Gillham said that his bills that deal with nondiscrimination in schools are a response to critical race theory, and that they mirror legislation introduced in other states, such as Florida. Critical race theory is an academic concept developed in the 1970s that looks at racism not just as a product of individual bias, but as a social construct reinforced through policies and institutions, according to Education Week.
“It was in response to the CRT bills that are being pushed and CRT curriculum in schools,” Gillham said. “It was just to kind of counteract that.”
Critical race theory gained popularity last summer and sparked debate across the country, including on the Kenai Peninsula. Kenai Peninsula Borough School District Superintendent Clayton Holland spent his first board of education meeting last year assuring community members that critical race theory is not being taught in district classrooms.
Ted Wilson, director of teaching and learning support for the Juneau School District, previously told the Empire critical race theory is not part of Juneau’s curriculum.
Gillham said that while there are “not a whole lot” of critical race theory bills that have been introduced in Alaska, his goal was to “get in front of the curve.” He summed up his understanding of critical race theory as, “I’m white, therefore, I’m racist.”
“I don’t agree with that, just because your skin color does not say who you are,” Gillham said.
Another of Gillham’s bill’s — HB 342 — would require public schools to publish course syllabi and a list of textbooks used for each class. It’s modeled after one introduced in the Tennessee Legislature, he said Friday, and would additionally require schools to link in the list a “publicly available Internet website that contains information about the textbook.”
“It gives the parents a chance to look and see what their kids are actually being taught and what books are being taught from,” Gillham said.
Gillham said he hasn’t spoken to many teachers about that bill, but that some members of the KPBSD Board of Education have voiced their support to him. KPBSD publishes information about curriculum by subject and grade levels on its website at kpbsd.org and conducts regular curriculum review meetings that members of the public are allowed to be a part of.
Gillham said he is planning to bring forth an additional bill next week that outlines proposed new required instruction in schools related to character development and citizenship. Gillham said the instruction would place emphasis on the qualities of patriotism and respect for authority, as well as “racial, ethnic and religious tolerance,” among other things.
Bills sponsored by Gillham were only some of the new legislation introduced last week that address education in Alaska.

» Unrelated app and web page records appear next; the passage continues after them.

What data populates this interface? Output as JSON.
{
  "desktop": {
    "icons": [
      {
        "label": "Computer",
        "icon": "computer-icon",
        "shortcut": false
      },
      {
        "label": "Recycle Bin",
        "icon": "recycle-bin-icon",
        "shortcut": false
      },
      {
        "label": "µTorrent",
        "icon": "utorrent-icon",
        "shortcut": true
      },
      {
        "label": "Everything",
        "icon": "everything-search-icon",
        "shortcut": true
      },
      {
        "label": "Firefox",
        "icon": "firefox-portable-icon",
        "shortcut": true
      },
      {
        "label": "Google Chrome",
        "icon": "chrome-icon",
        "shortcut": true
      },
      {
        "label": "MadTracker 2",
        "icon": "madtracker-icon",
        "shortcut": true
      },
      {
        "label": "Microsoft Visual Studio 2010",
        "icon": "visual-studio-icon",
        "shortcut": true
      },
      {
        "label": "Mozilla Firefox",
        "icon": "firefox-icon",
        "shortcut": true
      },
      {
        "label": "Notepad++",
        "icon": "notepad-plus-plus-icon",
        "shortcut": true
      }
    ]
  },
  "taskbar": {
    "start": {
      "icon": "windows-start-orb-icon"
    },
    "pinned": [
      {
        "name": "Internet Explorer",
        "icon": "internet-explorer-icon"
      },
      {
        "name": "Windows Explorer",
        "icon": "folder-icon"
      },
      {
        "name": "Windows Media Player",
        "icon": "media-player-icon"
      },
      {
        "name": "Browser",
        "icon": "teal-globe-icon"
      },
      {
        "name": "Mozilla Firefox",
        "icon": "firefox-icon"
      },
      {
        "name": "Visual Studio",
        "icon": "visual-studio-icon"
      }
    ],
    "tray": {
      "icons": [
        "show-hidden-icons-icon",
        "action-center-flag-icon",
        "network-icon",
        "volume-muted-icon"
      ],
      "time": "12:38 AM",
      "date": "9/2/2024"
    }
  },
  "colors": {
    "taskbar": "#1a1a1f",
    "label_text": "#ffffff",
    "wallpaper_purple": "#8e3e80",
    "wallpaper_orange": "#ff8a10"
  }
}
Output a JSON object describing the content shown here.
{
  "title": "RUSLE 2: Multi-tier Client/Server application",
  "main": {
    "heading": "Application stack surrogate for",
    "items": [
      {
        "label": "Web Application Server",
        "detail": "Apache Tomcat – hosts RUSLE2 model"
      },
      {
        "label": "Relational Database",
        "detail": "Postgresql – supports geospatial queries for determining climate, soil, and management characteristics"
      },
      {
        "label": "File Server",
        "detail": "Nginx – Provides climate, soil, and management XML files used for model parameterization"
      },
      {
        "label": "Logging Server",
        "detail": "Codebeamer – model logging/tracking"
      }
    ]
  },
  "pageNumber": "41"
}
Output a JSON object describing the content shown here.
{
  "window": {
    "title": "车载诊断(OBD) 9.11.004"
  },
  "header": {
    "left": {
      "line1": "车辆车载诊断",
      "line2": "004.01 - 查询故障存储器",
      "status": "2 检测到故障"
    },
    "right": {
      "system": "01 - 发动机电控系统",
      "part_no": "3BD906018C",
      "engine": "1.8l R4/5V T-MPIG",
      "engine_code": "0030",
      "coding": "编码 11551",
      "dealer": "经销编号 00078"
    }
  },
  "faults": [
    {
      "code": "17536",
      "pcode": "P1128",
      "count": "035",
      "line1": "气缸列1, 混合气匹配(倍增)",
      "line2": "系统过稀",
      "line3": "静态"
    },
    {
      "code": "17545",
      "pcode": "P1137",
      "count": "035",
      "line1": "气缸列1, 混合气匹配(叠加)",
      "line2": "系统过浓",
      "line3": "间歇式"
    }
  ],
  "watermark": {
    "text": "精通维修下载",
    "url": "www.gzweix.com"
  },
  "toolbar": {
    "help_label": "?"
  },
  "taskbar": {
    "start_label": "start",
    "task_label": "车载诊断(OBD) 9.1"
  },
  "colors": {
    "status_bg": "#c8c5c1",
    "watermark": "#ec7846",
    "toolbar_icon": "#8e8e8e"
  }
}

One, sponsored by Rep. David Eastman, R-Wasilla, would create a new social studies program for sixth to 12th grade students about “victims of communism.”
Under the bill, 45 minutes of instruction on “victims of communism” as well as different communist leaders from history, such as Joseph Stalin of the Union of Soviet Socialist Republics, Ho Chi Minh of Vietnam and Fidel Castro of Cuba — named, among others, in the bill.
The bills announced last week are only a fraction of the education bills that are currently before the Alaska Legislature: more than 40 bills have been referred to education committees in either the House of Representatives or the Senate that address a range of topics including reading intervention and school funding.
Ultimately, Gillham, who sits on the House Education Committee, said it’s his hope that introducing multiple discrete bills will give each better odds of making it across the legislative finish line than if he had put together one education omnibus bill.
“The bills are to open up a dialogue to the issues and start a conversation with the parents and teachers and the other policymakers,” Gillham said.
The full text of all bills introduced in the Alaska Legislature can be found at akleg.com.
Reach reporter Ashlyn O’Hara at email@example.com.